=== RECORD EXCERPTS ===
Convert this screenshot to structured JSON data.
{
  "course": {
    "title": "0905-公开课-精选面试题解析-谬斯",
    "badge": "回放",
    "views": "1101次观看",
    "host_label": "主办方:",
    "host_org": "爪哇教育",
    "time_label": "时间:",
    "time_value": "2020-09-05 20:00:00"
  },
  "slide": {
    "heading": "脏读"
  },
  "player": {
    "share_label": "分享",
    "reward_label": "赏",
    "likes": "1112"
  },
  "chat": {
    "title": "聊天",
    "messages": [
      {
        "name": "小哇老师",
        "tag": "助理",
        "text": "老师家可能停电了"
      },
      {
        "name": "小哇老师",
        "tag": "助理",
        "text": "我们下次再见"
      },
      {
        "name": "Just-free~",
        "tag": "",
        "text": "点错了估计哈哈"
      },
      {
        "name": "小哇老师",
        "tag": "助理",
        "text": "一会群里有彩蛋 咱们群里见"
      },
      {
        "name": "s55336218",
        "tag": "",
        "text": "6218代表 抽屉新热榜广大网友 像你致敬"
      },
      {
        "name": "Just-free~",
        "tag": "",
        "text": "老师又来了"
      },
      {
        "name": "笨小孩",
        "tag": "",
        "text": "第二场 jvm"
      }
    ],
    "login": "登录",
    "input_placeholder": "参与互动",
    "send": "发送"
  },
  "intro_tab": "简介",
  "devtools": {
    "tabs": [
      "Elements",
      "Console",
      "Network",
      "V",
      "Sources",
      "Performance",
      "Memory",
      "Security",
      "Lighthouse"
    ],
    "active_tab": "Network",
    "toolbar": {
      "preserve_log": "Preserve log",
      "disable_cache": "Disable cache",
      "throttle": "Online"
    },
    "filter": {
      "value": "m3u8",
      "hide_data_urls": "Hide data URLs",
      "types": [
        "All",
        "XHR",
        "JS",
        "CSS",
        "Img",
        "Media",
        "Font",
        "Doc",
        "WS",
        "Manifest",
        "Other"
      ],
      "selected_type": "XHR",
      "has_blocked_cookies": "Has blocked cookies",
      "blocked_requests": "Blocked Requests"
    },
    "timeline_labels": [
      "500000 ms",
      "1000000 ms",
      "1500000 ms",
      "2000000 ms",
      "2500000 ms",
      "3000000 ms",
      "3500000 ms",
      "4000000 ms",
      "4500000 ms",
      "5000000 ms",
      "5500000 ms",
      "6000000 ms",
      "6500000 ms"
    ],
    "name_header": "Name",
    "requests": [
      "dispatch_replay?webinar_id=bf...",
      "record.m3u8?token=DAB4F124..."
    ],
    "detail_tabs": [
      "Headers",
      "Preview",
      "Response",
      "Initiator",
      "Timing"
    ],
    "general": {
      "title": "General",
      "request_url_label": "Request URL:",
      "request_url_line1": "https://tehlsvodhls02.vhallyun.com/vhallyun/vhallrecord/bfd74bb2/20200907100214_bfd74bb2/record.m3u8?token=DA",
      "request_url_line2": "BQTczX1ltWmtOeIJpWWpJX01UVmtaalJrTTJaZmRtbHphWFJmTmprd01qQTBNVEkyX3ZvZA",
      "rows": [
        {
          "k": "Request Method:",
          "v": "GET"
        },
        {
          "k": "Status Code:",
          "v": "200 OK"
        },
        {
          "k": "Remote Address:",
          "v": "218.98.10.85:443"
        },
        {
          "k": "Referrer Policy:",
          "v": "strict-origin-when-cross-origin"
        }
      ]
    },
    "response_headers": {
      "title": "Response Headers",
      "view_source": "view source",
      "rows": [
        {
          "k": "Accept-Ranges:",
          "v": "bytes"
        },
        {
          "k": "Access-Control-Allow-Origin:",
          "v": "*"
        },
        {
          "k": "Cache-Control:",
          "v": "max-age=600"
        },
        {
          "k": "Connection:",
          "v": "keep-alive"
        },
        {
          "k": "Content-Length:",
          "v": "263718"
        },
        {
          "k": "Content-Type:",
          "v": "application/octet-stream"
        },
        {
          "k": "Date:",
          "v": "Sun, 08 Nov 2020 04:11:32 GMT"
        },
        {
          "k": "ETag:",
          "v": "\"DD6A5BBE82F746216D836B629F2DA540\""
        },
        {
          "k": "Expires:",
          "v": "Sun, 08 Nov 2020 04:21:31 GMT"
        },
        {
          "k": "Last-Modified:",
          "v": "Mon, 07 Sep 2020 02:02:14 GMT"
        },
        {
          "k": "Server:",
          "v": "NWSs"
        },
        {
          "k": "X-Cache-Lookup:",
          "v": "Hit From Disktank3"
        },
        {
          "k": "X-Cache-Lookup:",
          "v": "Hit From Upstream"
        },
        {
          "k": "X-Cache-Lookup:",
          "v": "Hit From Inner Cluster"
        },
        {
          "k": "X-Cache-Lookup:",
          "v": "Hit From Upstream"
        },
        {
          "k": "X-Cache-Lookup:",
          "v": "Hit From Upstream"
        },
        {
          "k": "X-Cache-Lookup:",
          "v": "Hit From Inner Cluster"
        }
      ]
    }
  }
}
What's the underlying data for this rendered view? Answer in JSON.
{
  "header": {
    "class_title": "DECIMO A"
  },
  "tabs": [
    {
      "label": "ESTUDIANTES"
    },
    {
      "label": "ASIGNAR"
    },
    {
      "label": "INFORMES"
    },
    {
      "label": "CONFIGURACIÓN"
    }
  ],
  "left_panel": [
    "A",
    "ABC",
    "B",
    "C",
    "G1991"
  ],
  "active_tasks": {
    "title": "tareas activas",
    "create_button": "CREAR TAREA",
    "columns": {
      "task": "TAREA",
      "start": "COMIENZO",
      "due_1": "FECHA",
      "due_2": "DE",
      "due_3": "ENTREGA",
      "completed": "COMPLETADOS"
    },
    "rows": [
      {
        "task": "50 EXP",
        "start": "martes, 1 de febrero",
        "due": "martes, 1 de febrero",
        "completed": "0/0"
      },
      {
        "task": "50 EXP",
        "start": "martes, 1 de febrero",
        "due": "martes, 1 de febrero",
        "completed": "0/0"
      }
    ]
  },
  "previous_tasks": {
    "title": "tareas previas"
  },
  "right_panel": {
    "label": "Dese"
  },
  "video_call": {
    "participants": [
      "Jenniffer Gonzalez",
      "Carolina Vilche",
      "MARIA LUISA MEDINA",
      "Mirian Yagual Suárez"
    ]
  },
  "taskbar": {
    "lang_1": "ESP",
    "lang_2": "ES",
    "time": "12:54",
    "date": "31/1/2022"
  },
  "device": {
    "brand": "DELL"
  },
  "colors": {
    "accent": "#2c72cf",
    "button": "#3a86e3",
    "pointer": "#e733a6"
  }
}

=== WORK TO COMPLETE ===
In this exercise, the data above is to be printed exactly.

=== RESPONSE ===
Convert this screenshot to structured JSON data.
{
  "course": {
    "title": "0905-公开课-精选面试题解析-谬斯",
    "badge": "回放",
    "views": "1101次观看",
    "host_label": "主办方:",
    "host_org": "爪哇教育",
    "time_label": "时间:",
    "time_value": "2020-09-05 20:00:00"
  },
  "slide": {
    "heading": "脏读"
  },
  "player": {
    "share_label": "分享",
    "reward_label": "赏",
    "likes": "1112"
  },
  "chat": {
    "title": "聊天",
    "messages": [
      {
        "name": "小哇老师",
        "tag": "助理",
        "text": "老师家可能停电了"
      },
      {
        "name": "小哇老师",
        "tag": "助理",
        "text": "我们下次再见"
      },
      {
        "name": "Just-free~",
        "tag": "",
        "text": "点错了估计哈哈"
      },
      {
        "name": "小哇老师",
        "tag": "助理",
        "text": "一会群里有彩蛋 咱们群里见"
      },
      {
        "name": "s55336218",
        "tag": "",
        "text": "6218代表 抽屉新热榜广大网友 像你致敬"
      },
      {
        "name": "Just-free~",
        "tag": "",
        "text": "老师又来了"
      },
      {
        "name": "笨小孩",
        "tag": "",
        "text": "第二场 jvm"
      }
    ],
    "login": "登录",
    "input_placeholder": "参与互动",
    "send": "发送"
  },
  "intro_tab": "简介",
  "devtools": {
    "tabs": [
      "Elements",
      "Console",
      "Network",
      "V",
      "Sources",
      "Performance",
      "Memory",
      "Security",
      "Lighthouse"
    ],
    "active_tab": "Network",
    "toolbar": {
      "preserve_log": "Preserve log",
      "disable_cache": "Disable cache",
      "throttle": "Online"
    },
    "filter": {
      "value": "m3u8",
      "hide_data_urls": "Hide data URLs",
      "types": [
        "All",
        "XHR",
        "JS",
        "CSS",
        "Img",
        "Media",
        "Font",
        "Doc",
        "WS",
        "Manifest",
        "Other"
      ],
      "selected_type": "XHR",
      "has_blocked_cookies": "Has blocked cookies",
      "blocked_requests": "Blocked Requests"
    },
    "timeline_labels": [
      "500000 ms",
      "1000000 ms",
      "1500000 ms",
      "2000000 ms",
      "2500000 ms",
      "3000000 ms",
      "3500000 ms",
      "4000000 ms",
      "4500000 ms",
      "5000000 ms",
      "5500000 ms",
      "6000000 ms",
      "6500000 ms"
    ],
    "name_header": "Name",
    "requests": [
      "dispatch_replay?webinar_id=bf...",
      "record.m3u8?token=DAB4F124..."
    ],
    "detail_tabs": [
      "Headers",
      "Preview",
      "Response",
      "Initiator",
      "Timing"
    ],
    "general": {
      "title": "General",
      "request_url_label": "Request URL:",
      "request_url_line1": "https://tehlsvodhls02.vhallyun.com/vhallyun/vhallrecord/bfd74bb2/20200907100214_bfd74bb2/record.m3u8?token=DA",
      "request_url_line2": "BQTczX1ltWmtOeIJpWWpJX01UVmtaalJrTTJaZmRtbHphWFJmTmprd01qQTBNVEkyX3ZvZA",
      "rows": [
        {
          "k": "Request Method:",
          "v": "GET"
        },
        {
          "k": "Status Code:",
          "v": "200 OK"
        },
        {
          "k": "Remote Address:",
          "v": "218.98.10.85:443"
        },
        {
          "k": "Referrer Policy:",
          "v": "strict-origin-when-cross-origin"
        }
      ]
    },
    "response_headers": {
      "title": "Response Headers",
      "view_source": "view source",
      "rows": [
        {
          "k": "Accept-Ranges:",
          "v": "bytes"
        },
        {
          "k": "Access-Control-Allow-Origin:",
          "v": "*"
        },
        {
          "k": "Cache-Control:",
          "v": "max-age=600"
        },
        {
          "k": "Connection:",
          "v": "keep-alive"
        },
        {
          "k": "Content-Length:",
          "v": "263718"
        },
        {
          "k": "Content-Type:",
          "v": "application/octet-stream"
        },
        {
          "k": "Date:",
          "v": "Sun, 08 Nov 2020 04:11:32 GMT"
        },
        {
          "k": "ETag:",
          "v": "\"DD6A5BBE82F746216D836B629F2DA540\""
        },
        {
          "k": "Expires:",
          "v": "Sun, 08 Nov 2020 04:21:31 GMT"
        },
        {
          "k": "Last-Modified:",
          "v": "Mon, 07 Sep 2020 02:02:14 GMT"
        },
        {
          "k": "Server:",
          "v": "NWSs"
        },
        {
          "k": "X-Cache-Lookup:",
          "v": "Hit From Disktank3"
        },
        {
          "k": "X-Cache-Lookup:",
          "v": "Hit From Upstream"
        },
        {
          "k": "X-Cache-Lookup:",
          "v": "Hit From Inner Cluster"
        },
        {
          "k": "X-Cache-Lookup:",
          "v": "Hit From Upstream"
        },
        {
          "k": "X-Cache-Lookup:",
          "v": "Hit From Upstream"
        },
        {
          "k": "X-Cache-Lookup:",
          "v": "Hit From Inner Cluster"
        }
      ]
    }
  }
}
What's the underlying data for this rendered view? Answer in JSON.
{
  "header": {
    "class_title": "DECIMO A"
  },
  "tabs": [
    {
      "label": "ESTUDIANTES"
    },
    {
      "label": "ASIGNAR"
    },
    {
      "label": "INFORMES"
    },
    {
      "label": "CONFIGURACIÓN"
    }
  ],
  "left_panel": [
    "A",
    "ABC",
    "B",
    "C",
    "G1991"
  ],
  "active_tasks": {
    "title": "tareas activas",
    "create_button": "CREAR TAREA",
    "columns": {
      "task": "TAREA",
      "start": "COMIENZO",
      "due_1": "FECHA",
      "due_2": "DE",
      "due_3": "ENTREGA",
      "completed": "COMPLETADOS"
    },
    "rows": [
      {
        "task": "50 EXP",
        "start": "martes, 1 de febrero",
        "due": "martes, 1 de febrero",
        "completed": "0/0"
      },
      {
        "task": "50 EXP",
        "start": "martes, 1 de febrero",
        "due": "martes, 1 de febrero",
        "completed": "0/0"
      }
    ]
  },
  "previous_tasks": {
    "title": "tareas previas"
  },
  "right_panel": {
    "label": "Dese"
  },
  "video_call": {
    "participants": [
      "Jenniffer Gonzalez",
      "Carolina Vilche",
      "MARIA LUISA MEDINA",
      "Mirian Yagual Suárez"
    ]
  },
  "taskbar": {
    "lang_1": "ESP",
    "lang_2": "ES",
    "time": "12:54",
    "date": "31/1/2022"
  },
  "device": {
    "brand": "DELL"
  },
  "colors": {
    "accent": "#2c72cf",
    "button": "#3a86e3",
    "pointer": "#e733a6"
  }
}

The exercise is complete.